We also have Jesus’ instructions for us. We have Bibles. We have a lot of Bibles. We have access to Bibles that people throughout history would have given everything for, and which people in some parts of the world today are thrown in jail or even killed for having. All we need to do is open the book, or pull it up on our phones. The words of Jesus can guide us and help us navigate the darker valleys of life. And if something doesn’t make sense, there are people here, starting with myself, who are happy to talk about the Bible, and we can also help you find numerous books and other resources, as well.

We gather for worship, in part, as a transfiguration type touchstone. Together, with music and scripture and sacrament we can have an experience of God to help us throughout the week. Most of us need that connection to keep ourselves pointed in the right direction. We need to go to the elevated experience of church today so that later we can trudge through the places where we might have a harder time seeing God, or where others might not be interested in moving toward the same hope that we have.

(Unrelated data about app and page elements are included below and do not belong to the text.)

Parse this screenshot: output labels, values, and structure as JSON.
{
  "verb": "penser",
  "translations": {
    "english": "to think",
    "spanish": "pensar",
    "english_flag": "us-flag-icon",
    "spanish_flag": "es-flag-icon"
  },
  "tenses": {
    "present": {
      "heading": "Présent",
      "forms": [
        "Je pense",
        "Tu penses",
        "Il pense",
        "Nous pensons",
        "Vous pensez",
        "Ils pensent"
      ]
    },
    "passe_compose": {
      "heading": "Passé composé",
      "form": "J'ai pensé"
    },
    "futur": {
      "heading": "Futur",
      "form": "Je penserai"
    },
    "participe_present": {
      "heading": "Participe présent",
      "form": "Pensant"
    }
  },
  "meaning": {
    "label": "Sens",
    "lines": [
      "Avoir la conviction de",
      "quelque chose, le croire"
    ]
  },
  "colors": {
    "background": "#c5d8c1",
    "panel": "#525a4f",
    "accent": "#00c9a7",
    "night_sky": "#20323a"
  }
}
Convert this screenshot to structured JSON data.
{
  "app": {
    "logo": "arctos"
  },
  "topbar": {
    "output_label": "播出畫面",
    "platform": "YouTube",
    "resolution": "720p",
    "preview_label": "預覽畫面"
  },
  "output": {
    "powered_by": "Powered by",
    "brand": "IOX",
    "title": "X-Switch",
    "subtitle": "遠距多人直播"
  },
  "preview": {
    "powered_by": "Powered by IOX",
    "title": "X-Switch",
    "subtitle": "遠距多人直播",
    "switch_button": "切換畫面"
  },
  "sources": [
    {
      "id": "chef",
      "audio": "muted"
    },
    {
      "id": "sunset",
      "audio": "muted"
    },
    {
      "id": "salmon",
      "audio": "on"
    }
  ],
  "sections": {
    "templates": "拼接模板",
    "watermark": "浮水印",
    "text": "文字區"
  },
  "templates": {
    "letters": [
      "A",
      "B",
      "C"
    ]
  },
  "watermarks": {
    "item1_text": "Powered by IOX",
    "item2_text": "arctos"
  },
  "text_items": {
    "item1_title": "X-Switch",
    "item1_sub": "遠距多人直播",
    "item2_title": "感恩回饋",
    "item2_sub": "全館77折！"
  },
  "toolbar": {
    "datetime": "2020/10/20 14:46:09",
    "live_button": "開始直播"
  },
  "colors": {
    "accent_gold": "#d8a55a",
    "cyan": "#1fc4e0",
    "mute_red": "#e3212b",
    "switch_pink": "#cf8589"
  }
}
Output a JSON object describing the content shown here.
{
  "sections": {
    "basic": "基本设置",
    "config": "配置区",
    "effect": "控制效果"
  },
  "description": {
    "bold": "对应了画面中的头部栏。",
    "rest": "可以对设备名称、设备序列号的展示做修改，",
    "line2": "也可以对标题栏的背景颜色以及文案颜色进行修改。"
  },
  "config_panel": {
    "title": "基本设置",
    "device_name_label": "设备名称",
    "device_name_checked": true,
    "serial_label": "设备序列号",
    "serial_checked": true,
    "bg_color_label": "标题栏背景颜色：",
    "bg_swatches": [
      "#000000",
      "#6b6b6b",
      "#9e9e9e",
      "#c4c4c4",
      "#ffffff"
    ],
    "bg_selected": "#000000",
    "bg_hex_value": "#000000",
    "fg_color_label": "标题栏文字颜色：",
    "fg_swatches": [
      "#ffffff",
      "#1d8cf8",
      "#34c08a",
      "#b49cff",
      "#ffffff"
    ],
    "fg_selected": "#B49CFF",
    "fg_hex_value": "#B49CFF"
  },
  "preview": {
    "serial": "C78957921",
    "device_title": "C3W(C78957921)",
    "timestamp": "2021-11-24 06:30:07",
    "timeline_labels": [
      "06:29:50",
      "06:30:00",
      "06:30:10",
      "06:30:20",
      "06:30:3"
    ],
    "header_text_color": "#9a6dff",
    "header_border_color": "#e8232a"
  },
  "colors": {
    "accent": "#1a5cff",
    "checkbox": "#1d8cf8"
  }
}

Sometimes we may also need to go to a higher mountain for an experience of God. A busy hour on Sunday may not be enough to keep the light of God’s glory blazing in our hearts, given the difficulties we regularly face. A retreat at Villa Maria in New Castle, or the Benedictine Sisters of Erie, or the Orthodox Monastery in Ellwood City, or taking a mission trip somewhere might be essential for us. Especially if life is particularly confusing and making it difficult to know how to go forward or stay rooted in Jesus, we may need to make the time to follow Jesus up a mountain somewhere and see what he has to show us.

The disciples took time away and followed Jesus up a mountain to be present to whatever he wanted to show them. What they received was enough to sustain them through difficult periods of their lives. They received the vision of Jesus’ glory and the assurance that they could follow his instructions. We need the same things in our lives today. If we are willing to make the time and follow him where we need to go, Jesus will come and meet us in the way that we need.